United's rebirth under Solskjaer in stark contrast to figures during Jose's last days
He'd been on the pitch just 11 minutes when he pounced on a flick-on and stuck the ball in the Bayern Munich net to secure the Champions League trophy for Manchester United.
Long before that legendary intervention in 1999, Ole Gunnar Solskjaer was regarded as a super-sub. A man the Red Devils could rely on to rescue a game.
Alex Ferguson had called Solskjaer "the best substitute in the world" and revealed that he sometimes felt guilty for not starting the Norwegian in matches.
"He really deserves better," said Fergie. "But the fact is he is better than anyone else at the club as a substitute. He can come on and not be disturbed by it."
Notably, Solskjaer spent his time on the bench analysing play. When he arrived on the pitch he had an awareness of how to make an impact.
It's been easy to underestimate the former striker they called "the Baby Faced Assassin".
Behind the smiling, polite exterior, lies a core of professional steel.
Respecting his analytical approach and quiet determination, Ferguson appointed Solskjaer manager of United's reserves.
Yet when the Norwegian was announced as a caretaker manager at Old Trafford in December following the sacking of Jose Mourinho, it seemed like a stop-gap gamble by the club's executives.
But it took less than three minutes in his first game in charge for Solskjaer's team to score a goal.
Before half-time in that match away to Cardiff, United had score three.
At the final whistle the 1-5 scoreline didn't just signify a win. Manchester United supporters knew that this was the first time since the Ferguson era that they'd seen their team score five goals in a league match.

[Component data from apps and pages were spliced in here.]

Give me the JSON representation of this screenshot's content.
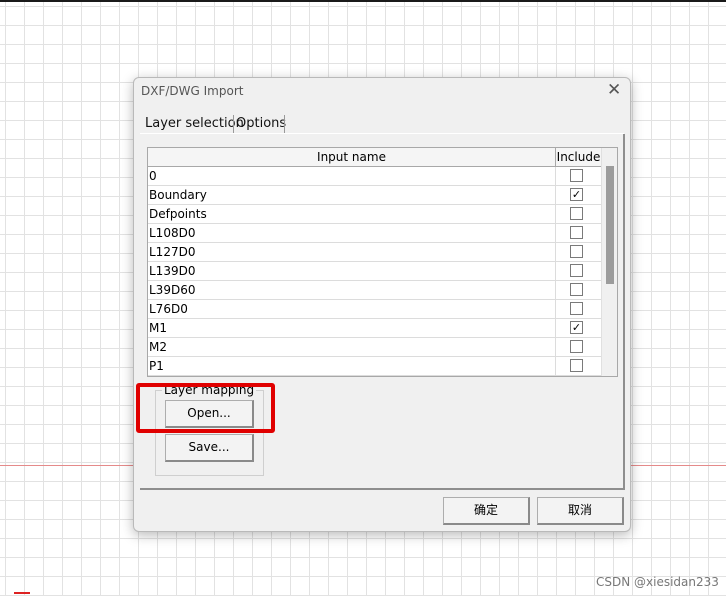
{
  "dialog": {
    "title": "DXF/DWG Import",
    "close_icon": "close-icon",
    "tabs": [
      {
        "label": "Layer selection"
      },
      {
        "label": "Options"
      }
    ],
    "table": {
      "col_name": "Input name",
      "col_include": "Include",
      "rows": [
        {
          "name": "0",
          "checked": false
        },
        {
          "name": "Boundary",
          "checked": true
        },
        {
          "name": "Defpoints",
          "checked": false
        },
        {
          "name": "L108D0",
          "checked": false
        },
        {
          "name": "L127D0",
          "checked": false
        },
        {
          "name": "L139D0",
          "checked": false
        },
        {
          "name": "L39D60",
          "checked": false
        },
        {
          "name": "L76D0",
          "checked": false
        },
        {
          "name": "M1",
          "checked": true
        },
        {
          "name": "M2",
          "checked": false
        },
        {
          "name": "P1",
          "checked": false
        }
      ]
    },
    "layer_mapping": {
      "label": "Layer mapping",
      "open_label": "Open...",
      "save_label": "Save..."
    },
    "ok_label": "确定",
    "cancel_label": "取消"
  },
  "watermark": "CSDN @xiesidan233",
  "colors": {
    "highlight": "#e00000",
    "dialog_bg": "#f0f0f0"
  }
}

As one pundit observed of the exhilarating display, United played "like eleven players who'd been let out of jail".
Solskjaer had laid down a marker.
"I knew that if we could get the playing style right, we would get enough points to be in with a shout of the top four towards the end of the season," Solskjaer said.
Ten games on, we can measure the difference he's made to this Manchester United team.
Under the interim boss, United have score 25 goals, winning nine and drawing one across Premier League and FA Cup.
By comparison, Jose Mourinho's last 10 matches, in the Premier League and the Champions League, had resulted in just 16 goals and a record of 4 wins, 3 draws and 3 losses.
Statistics aside, Solskjaer has transformed the atmosphere at the club.
Players who didn't know where they stood with Mourinho from week to week have begun to display the form it's known they're capable of. Confidence is surging through the squad and players who were publicly berated or humiliated by Mourinho are turning in match-winning performances.
The team is playing with a verve and swagger seldom seen under David Moyes, Louis van Gaal or Mourinho.
With one of Ferguson's trusted lieutenants, Mike Phelan, and club stalwart Michael Carrick, by his side, Solskjaer has revived an attacking ethos that was first enshrined by Matt Busby.
The case of Marcus Rashford is indicative of the difference between the Mourinho and Solskjaer managerial styles.
Mourinho blew hot and cold on Rashford (21), preferring to play Romelu Lukaku in a central position.
Rashford scored four goals in 20 appearances this season under Mourinho. Under Solskjaer, he's scored six.
Players from Jesse Lingard to Ander Herrera enthuse about Solskjaer's tactics.
"Everyone is allowed to attack," Herrera has said. "When we're playing, everything is possible. Even in tough moments, when we're defending, we have the feeling we can hurt the opponent."
With an away trip to Fulham tomorrow followed by a visit to Old Trafford by Paris Saint Germain on Tuesday, Solskjaer's philosophy of football will continue to be tested.
But as players, supporters and pundits will testify, Manchester United are playing like a team re-born.
As evidenced by the performances of Paul Pogba, Luke Shaw, Anthony Martial and others, players whose form dipped drastically under Mourinho, Solskjaer's self-belief is rubbing off on his squad. Dismissing his disappointing record as manager of Cardiff, he declares: "I didn't say I wasn't ready for the Premier League. I was more prepared for this one. Manchester United suits me."